Logistics and raw materials are areas where the OEM’s are set to benefit from GST. A standard tax structure means that the companies wont have to bear the brunt of varied taxes and tax rates that were previously the norm and the cause of added expenses across the sector.
A standard GST system will ensure smooth flow of credit across the sector which will eventually lead to improved flow of funds and directly impact the growth of the industry on a positive note. Reduction in the cost of construction material by upto 5% would mean that more credit is available for investment in equipment and work expansion leading to increased sales.
However, a single tax system across states also means that the same standard tax rate will be applicable across the country in the various states leading to easier and faster movement of goods across the country. The GST regime also means that equipment manufacturers will benefit from reduced taxes on raw materials and savings in logistics if not more. All in all, the overall increase in the tax on the equipment is set off by the savings in the manufacturing and logistics legs of the process.
The implementation of GST is expected to have a snow ball effect in the positive direction wherein the eventual out come will be increased transparency of transactions, increased number of transactions across sectors and the whole industry eventually being incorporated in the main stream economy which will in turn lead to better reforms and ease of business.

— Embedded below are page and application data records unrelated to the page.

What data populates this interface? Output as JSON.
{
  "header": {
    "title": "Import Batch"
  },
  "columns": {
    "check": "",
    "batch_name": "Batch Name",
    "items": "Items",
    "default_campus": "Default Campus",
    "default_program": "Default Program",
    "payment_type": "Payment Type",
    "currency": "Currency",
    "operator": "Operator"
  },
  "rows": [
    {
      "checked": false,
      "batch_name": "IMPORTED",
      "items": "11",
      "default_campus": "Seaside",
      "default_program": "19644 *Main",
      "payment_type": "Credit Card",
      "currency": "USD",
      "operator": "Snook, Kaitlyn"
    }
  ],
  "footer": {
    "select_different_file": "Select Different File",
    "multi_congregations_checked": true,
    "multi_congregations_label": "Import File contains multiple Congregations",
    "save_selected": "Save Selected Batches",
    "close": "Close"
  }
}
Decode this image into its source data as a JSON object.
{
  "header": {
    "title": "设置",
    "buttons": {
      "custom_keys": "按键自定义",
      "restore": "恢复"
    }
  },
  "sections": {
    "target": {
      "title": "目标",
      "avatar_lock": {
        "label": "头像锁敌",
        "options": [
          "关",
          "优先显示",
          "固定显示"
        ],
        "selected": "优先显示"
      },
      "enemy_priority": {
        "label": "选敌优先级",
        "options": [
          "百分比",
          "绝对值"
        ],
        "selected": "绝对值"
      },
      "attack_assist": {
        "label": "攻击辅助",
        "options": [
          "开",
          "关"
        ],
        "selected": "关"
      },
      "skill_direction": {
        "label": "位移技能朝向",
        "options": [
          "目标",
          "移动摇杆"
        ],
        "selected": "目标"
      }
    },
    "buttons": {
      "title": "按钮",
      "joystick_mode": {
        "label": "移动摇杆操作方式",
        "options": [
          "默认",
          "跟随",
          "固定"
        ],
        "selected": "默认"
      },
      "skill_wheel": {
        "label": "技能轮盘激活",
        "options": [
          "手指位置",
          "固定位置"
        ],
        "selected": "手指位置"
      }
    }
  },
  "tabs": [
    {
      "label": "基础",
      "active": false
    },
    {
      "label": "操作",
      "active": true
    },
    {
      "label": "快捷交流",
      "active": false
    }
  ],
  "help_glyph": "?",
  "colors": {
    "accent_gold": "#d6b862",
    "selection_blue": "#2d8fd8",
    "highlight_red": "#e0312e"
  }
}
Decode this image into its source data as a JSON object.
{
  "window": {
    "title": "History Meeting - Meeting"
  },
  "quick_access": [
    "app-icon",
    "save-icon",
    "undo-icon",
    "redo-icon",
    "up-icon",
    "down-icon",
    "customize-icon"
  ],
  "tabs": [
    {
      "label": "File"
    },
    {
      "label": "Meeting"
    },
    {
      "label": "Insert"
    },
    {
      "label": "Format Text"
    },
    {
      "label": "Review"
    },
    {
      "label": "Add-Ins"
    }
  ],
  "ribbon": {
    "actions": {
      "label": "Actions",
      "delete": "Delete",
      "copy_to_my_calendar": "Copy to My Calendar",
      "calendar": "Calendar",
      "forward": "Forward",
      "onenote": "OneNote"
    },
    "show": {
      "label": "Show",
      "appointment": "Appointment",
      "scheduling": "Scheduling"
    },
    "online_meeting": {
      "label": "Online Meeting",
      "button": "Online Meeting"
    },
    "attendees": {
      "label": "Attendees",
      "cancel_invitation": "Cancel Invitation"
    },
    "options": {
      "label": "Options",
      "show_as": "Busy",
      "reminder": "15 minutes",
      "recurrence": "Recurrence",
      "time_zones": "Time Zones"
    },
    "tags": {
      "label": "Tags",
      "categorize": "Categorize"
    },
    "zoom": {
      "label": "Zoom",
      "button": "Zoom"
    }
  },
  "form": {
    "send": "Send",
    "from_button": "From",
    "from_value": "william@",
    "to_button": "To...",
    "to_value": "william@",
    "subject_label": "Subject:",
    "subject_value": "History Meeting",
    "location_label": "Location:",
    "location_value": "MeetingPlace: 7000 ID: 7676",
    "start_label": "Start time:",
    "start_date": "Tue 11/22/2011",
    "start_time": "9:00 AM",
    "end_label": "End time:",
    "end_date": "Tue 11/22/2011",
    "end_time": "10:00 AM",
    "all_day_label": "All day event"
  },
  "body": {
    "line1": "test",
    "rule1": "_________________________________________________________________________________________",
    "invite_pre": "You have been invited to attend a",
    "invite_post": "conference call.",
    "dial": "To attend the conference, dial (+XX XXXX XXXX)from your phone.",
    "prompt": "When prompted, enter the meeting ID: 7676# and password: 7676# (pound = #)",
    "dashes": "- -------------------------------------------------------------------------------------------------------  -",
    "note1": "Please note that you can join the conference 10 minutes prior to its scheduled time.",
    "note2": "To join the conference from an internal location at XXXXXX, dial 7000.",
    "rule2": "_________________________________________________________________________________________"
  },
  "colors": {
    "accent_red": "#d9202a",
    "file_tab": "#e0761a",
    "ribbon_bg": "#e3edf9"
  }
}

The actual impact on the bottom line is expected to be marginal across the industry and the Pre GST forecast is expected to hold despite the temporary speed bump of the knee jerk reaction to GST being rolled out. It is just a matter of time,once the industry has absorbed the initial shock of the new changes in the tax structure, it will again be on its way up to reach newer higher heights of success.